Based on how most people use [sic], they must think that it means, “This is wrong.” But that is not it at all. Indeed, while it often does highlight errors, that is not its purpose.

What Is [sic]?

[sic] is short for sic erat scriptum. According to Google Translate, this means “thus it is written.” But it is better to think of as “literally” or “as written.”

And that’s all that [sic] means: the words before are meant as written. So I could write, “I’m felling spacd ot toda [sic].” And this is one of its most appropriate uses: to call attention to your bad humor attempts.

Traditionally, [sic] was used to indicate that anything in quoted text that might confuse the reader is there intentionally. So in quoting Shakespeare, I might write, “And all clouds that lowr’d vpon [sic] our houfe [sic].”[1]
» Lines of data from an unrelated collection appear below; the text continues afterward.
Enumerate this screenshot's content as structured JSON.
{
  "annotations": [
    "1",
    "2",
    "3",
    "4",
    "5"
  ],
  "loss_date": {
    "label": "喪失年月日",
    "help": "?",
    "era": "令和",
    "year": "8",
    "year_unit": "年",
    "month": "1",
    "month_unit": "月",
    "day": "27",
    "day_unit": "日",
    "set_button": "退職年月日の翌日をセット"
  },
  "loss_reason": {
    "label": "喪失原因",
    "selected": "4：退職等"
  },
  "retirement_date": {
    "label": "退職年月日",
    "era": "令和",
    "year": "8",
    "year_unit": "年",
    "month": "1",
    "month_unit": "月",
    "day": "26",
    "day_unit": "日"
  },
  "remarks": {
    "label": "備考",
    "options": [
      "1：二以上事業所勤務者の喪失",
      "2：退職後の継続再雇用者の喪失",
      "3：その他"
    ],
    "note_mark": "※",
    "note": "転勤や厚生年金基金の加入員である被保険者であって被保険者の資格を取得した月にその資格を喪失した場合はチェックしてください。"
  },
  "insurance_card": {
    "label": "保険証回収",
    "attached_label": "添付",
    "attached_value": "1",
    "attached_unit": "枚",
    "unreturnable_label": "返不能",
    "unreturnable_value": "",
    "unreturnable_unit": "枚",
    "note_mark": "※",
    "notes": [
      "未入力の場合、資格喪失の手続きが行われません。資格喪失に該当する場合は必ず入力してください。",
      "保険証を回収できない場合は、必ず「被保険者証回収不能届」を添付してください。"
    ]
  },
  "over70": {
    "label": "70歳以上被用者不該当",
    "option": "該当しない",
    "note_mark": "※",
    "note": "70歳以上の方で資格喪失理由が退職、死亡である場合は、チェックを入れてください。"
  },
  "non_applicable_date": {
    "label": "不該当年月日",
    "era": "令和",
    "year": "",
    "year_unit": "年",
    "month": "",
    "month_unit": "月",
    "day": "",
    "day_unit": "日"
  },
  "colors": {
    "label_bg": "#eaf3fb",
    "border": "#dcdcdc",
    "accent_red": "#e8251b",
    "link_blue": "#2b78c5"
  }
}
Clearly, in this case, the [sic] is alerting to the user to the oddness. But more than that, it is saying, “This is how it is actually printed; I didn’t screw up.” And that’s very important because I’ve seen typos in quotes that writers introduced. I’ve done it myself when transcribing text.

Fix Errors in Quotations

But here’s the thing: [sic] is not meant to call attention to errors. And it is perfectly okay to fix any obvious errors and typos.

I hear people objecting. “What?! How dare you change another writer’s prose! You monster!”

There are several things wrong with this. First, only do this when it is clear. I’m sure you’ve seen things I’ve written here like, “He went to a a store.” Is there any doubt I meant to write, “He went to a store”?

Another issue is that editors and typesetters often put errors into a writer’s work. And that was even truer before writers and publishers had computers.

Only the worst pedants will complain unless you somehow change the quotation in a fundamental way.

But if it bothers you, put the changes inside square brackets.

Never Use [sic] as a Weapon

Fowler’s entry on [sic] is more of a rant condemning the use of it as a weapon. And rightly so! This usage is totally unacceptable.

And in the age of the internet, [sic] is almost never necessary because the reader already knows that any quotes are not transcribed. They are rather copied-and-pasted. So it is exactly what was written.

I suspect we will eventually get to the point were [sic] is primarily used as I first did in this article: to point out something the writer is saying.

But my main point is this: don’t be a jerk. In the end, you will only look small to the people who matter.


You should probably be able to guess, given the intensity of this article, that I am a former sinner. So don’t take my hectoring personally. It’s more self-criticism than anything.

[1] I don’t know enough about printing to say if any of this is actually different in substance. But it clearly is typographically, so if you require it, imagine I am writing about changes in printing.